Constitution Day – Puerto Rico
This holiday commemorates Puerto Rico's 1952 adoption of a constitution that makes it an unincorporated territory of the United States.
Puerto Ricans have a democratic republican government, with a governor, legislature, and judicial system. However, it is not an independent nation and is subject to the United States government, and the President of the U.S. is the head of state.
The people of Puerto Rico are represented in the U.S. Congress by a delegate, but that delegate doesn't have a vote. Puerto Ricans may vote in U.S. Presidential primary elections but not the presidential elections in November. They don't have to pay federal income tax.
(Thank goodness! “No taxation without representation” was a big deal in U.S. history.)
People born in Puerto Rico are U.S. citizens. Although, as I just mentioned, Puerto Ricans living in Puerto Rico cannot vote in Presidential elections, anyone born in Puerto Rico who is living in one of the 50 states (or in the District of Columbia) is allowed to vote. Voting rights are certainly more complicated than I was told in government classes!
Here is a quick quiz on Puerto Rico:
1. Before the U.S. ruled this Caribbean island, which European country colonized it?
2. What is the capital of Puerto Rico?
3. What are the two official languages?
4. Where does Puerto Rico rank in size among these three nearby islands? Jamaica, Cuba, Hispaniola (which is the island of the Dominican Republic and Haiti)
ANSWERS at the bottom of the post.
Learn more about Puerto Rico.
Check out the Boricua Kids website. Be sure to check out the teeny-tiny (adorable!) frog, the coqui. There are pages on food, songs, and other interesting stuff. Be sure to check into the lesson plans, where you will find word search puzzles and bilingual poetry.
Do some crafts.

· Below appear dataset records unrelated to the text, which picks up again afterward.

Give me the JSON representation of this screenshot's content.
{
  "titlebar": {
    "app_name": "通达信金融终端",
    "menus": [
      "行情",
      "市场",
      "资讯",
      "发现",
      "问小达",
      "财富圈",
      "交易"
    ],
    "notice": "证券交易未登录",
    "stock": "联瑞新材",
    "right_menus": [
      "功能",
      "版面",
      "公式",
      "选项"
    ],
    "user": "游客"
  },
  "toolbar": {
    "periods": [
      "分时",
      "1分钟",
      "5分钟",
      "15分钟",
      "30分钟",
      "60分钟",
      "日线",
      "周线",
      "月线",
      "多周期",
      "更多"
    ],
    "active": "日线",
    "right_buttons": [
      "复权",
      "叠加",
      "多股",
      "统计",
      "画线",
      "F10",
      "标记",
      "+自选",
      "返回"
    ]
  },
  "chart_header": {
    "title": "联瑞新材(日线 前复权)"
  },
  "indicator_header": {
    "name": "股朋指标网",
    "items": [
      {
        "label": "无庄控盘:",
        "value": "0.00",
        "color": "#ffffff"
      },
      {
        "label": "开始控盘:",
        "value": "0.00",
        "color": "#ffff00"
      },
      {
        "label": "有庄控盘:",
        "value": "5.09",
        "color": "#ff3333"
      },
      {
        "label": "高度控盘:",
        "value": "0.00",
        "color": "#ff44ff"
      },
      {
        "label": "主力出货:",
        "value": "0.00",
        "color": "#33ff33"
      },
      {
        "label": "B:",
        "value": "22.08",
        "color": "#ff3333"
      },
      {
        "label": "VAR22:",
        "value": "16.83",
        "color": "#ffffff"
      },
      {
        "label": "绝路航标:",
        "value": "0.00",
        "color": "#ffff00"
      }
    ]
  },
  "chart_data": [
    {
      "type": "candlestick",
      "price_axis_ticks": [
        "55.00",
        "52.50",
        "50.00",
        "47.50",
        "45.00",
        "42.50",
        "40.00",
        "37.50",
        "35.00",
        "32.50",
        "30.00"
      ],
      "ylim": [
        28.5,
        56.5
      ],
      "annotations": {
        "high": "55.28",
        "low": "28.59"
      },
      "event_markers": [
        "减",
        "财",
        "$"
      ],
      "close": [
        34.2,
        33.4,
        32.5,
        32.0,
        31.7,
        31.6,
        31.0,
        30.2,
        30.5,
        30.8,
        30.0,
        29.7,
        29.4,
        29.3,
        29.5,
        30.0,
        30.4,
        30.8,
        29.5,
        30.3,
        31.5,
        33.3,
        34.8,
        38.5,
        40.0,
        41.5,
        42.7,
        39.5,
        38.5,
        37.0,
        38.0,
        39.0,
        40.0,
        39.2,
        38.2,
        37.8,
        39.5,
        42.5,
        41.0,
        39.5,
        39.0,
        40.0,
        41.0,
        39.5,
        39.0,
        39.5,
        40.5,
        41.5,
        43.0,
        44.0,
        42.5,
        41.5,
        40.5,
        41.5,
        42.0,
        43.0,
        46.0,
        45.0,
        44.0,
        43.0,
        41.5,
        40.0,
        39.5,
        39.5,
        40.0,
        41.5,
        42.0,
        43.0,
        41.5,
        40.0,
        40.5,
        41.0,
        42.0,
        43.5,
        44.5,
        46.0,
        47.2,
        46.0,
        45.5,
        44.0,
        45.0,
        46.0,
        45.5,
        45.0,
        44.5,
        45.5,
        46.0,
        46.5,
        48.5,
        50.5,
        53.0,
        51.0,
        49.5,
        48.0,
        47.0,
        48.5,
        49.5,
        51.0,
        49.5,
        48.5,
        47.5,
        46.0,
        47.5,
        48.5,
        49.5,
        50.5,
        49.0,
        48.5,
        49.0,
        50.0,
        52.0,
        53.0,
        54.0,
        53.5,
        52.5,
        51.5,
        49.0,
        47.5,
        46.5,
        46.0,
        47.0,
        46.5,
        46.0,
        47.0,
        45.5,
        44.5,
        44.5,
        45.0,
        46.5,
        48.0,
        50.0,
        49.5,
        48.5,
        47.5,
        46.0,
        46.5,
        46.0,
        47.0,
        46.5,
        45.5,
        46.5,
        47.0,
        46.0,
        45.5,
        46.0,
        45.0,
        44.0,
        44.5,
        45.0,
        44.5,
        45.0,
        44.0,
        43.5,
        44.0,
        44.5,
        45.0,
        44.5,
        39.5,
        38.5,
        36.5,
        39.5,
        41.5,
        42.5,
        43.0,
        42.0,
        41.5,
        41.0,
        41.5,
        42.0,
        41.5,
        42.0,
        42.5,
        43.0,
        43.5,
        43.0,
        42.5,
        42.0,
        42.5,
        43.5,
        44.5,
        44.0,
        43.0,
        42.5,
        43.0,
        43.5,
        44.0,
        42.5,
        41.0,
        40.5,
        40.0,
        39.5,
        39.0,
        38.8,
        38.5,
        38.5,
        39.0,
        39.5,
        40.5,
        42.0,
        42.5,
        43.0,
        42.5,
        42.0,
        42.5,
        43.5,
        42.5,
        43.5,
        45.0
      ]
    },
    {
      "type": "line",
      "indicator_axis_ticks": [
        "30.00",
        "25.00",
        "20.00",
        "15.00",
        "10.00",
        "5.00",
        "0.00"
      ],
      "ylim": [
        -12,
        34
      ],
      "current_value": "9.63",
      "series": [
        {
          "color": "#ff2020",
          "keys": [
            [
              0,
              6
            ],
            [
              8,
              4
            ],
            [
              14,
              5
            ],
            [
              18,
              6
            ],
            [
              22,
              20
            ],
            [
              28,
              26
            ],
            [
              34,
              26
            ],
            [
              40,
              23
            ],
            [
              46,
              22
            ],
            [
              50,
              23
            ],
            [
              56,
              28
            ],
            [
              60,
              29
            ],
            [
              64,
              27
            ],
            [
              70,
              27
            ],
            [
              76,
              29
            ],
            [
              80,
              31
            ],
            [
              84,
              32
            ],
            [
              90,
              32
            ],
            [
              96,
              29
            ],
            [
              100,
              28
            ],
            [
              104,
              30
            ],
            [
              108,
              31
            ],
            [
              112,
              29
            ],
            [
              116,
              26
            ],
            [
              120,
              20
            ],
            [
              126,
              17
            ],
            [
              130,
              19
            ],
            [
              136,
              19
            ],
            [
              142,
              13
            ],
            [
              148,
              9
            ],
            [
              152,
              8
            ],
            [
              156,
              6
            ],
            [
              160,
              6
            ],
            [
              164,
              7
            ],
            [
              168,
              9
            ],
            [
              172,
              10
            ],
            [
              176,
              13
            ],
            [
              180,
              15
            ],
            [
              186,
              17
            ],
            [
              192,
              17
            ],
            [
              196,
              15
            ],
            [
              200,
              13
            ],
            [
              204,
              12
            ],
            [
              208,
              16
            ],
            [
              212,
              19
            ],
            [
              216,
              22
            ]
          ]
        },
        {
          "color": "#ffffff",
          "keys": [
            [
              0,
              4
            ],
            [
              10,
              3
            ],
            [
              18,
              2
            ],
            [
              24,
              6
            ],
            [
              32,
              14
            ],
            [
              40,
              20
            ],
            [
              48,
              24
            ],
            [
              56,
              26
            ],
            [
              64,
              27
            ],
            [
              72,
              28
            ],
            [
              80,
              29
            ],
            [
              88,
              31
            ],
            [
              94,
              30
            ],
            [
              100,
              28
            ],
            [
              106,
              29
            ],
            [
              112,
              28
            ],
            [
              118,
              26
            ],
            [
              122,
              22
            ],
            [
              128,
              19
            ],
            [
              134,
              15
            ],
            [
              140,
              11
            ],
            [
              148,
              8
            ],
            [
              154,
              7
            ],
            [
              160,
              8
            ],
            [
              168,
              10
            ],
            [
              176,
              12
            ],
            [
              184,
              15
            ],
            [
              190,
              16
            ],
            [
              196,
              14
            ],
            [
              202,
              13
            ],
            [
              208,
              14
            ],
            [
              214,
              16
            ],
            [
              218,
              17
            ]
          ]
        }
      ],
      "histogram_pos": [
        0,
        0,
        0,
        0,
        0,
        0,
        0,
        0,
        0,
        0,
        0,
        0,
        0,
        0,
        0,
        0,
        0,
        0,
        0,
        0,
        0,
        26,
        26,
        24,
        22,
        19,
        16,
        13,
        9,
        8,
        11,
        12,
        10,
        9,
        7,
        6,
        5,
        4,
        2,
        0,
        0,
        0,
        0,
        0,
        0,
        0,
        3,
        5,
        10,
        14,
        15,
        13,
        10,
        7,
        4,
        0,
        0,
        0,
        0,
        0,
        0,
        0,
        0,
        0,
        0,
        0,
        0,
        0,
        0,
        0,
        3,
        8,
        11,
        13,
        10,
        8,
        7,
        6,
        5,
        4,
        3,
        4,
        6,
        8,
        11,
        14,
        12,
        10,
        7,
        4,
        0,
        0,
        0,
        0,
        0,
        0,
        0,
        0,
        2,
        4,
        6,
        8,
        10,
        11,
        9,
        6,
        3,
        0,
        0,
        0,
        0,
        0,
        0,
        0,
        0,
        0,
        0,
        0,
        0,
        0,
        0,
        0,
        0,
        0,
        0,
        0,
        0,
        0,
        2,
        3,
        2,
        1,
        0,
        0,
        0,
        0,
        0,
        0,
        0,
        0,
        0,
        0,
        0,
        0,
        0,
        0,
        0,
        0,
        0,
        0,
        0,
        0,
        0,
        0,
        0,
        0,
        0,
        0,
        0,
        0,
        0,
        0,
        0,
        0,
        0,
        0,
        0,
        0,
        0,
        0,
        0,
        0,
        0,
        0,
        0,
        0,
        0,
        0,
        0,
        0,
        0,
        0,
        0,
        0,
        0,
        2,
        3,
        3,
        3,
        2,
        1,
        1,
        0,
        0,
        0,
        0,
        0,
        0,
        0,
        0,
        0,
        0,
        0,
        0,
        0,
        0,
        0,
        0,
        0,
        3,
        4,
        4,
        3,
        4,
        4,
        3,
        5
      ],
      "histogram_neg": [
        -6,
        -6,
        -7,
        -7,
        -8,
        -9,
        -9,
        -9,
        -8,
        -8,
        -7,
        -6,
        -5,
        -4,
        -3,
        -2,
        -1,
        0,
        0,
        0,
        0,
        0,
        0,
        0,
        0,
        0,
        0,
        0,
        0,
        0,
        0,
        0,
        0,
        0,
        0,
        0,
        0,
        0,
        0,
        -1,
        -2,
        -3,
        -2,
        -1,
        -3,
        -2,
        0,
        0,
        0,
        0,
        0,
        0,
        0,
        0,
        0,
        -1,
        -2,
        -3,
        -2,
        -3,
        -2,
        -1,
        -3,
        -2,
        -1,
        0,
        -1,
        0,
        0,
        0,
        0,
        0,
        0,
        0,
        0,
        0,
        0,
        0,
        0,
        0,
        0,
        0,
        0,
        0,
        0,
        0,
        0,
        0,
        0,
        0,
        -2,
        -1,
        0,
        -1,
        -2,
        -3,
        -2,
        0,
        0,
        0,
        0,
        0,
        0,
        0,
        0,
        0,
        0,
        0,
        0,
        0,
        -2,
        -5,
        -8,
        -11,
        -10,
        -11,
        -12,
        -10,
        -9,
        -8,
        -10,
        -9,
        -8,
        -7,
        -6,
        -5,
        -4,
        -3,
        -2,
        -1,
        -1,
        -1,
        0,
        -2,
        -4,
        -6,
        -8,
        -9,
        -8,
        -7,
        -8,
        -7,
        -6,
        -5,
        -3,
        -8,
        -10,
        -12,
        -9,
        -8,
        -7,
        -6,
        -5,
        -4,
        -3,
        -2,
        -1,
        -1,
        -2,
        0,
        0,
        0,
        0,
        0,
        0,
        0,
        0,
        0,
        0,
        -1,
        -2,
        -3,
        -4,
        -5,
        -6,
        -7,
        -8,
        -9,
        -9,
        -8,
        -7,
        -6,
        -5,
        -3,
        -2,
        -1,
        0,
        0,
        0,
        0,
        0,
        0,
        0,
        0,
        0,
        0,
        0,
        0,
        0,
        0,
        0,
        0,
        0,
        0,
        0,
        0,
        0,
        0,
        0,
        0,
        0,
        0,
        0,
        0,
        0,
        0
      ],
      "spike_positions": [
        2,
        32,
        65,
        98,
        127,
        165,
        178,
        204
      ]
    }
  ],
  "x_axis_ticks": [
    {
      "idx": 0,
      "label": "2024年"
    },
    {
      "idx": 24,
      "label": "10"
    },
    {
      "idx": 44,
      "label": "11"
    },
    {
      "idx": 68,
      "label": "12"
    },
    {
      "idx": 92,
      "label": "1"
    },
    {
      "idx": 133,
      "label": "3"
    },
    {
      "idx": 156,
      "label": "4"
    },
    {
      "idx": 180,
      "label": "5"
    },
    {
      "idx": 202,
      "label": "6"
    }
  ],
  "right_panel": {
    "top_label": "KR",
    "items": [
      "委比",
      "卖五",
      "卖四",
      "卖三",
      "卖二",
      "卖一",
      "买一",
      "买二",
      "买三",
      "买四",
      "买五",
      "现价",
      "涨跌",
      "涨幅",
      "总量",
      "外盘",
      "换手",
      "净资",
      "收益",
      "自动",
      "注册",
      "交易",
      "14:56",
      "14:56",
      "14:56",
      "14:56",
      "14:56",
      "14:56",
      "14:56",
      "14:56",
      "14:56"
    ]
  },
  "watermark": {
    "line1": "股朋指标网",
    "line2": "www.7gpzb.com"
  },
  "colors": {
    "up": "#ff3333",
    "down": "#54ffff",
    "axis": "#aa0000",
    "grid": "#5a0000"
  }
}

- The first Puerto Ricans were the Taino Indians, who originated a style of white decorations on red pottery that is now traditional.
- Another traditional craft is fierce-looking paper mache masks.